- The Republican Party’s nightmare scenario is a U.S. Senate race so crowded and divisive that Democrats have a shot at the bruised-and-battered eventual nominee.
- National GOP groups are wary of being seen as interfering, and influential state politicians are staying on the sidelines. Gov. Nathan Deal, perhaps the only state figure who can play kingmaker, has relayed to several potential challengers who made pilgrimages to his office that he’ll avoid behind-the-scenes tampering.
- “I have been asked if I would be the one that would mediate among my friends,” Deal told the AJC in an interview. “I do not value that role and nor will I assume that role.”
- Democrats are pursuing a very different strategy. State Democratic Party Chairman Mike Berlon said the party is trying to coalesce around one candidate in the next few weeks. Potential candidates include U.S. Rep. John Barrow, of Augusta, and Michelle Nunn, daughter of former U.S. Sen. Sam Nunn.
- Sue Everhart, the head of the Georgia Republican Party, said she expects a messy race to produce a strong candidate who can raise the $12 million she said is needed to run a solid statewide campaign. … Trying to winnow the field is “not the Republican way,” she said. “I’m not concerned about it. I think that the right people will emerge. The party won’t be playing favorites to anyone.”
- That’s not to say other groups won’t try. American Crossroads, a deep-pocketed group co-founded by Karl Rove, recently made waves by announcing it would form a new political action committee in an effort to boost more “electable” Republican candidates in 2014. The Tea Party Patriots responded by announcing a Super PAC of its own for more conservative hopefuls.
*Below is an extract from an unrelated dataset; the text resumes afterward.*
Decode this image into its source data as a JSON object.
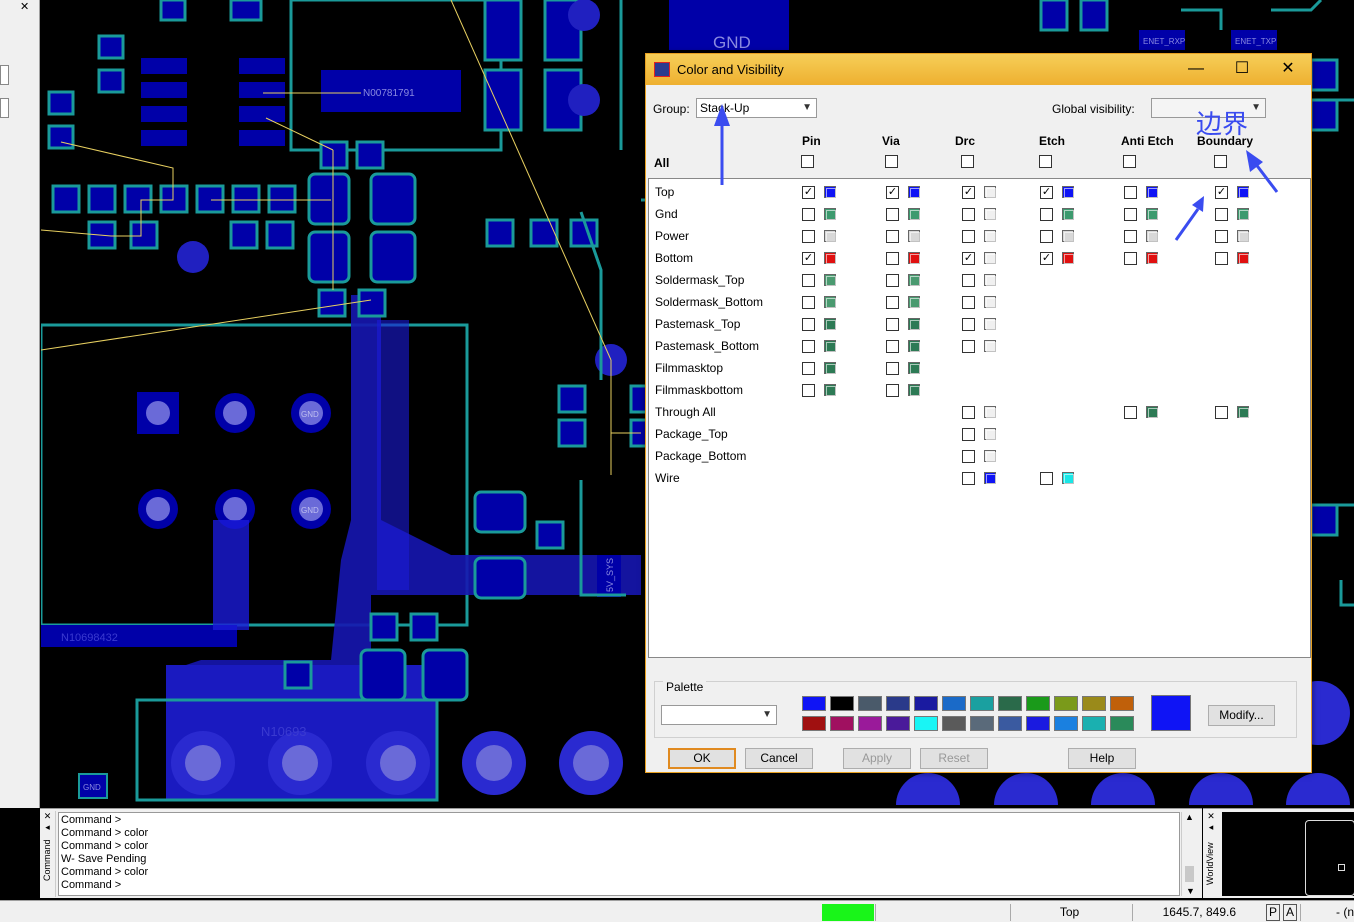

- “The Republicans haven’t figured this out yet,” Sabato said. “They’ve tried both ways and they’ve suffered in both circumstances. In 2010 they got involved (in primaries) and the tea party ran all over them and nominated candidates that lost in the fall. And last time around they stayed out of the process and then bad candidates were nominated and they lost anyway. They can’t win for losing.”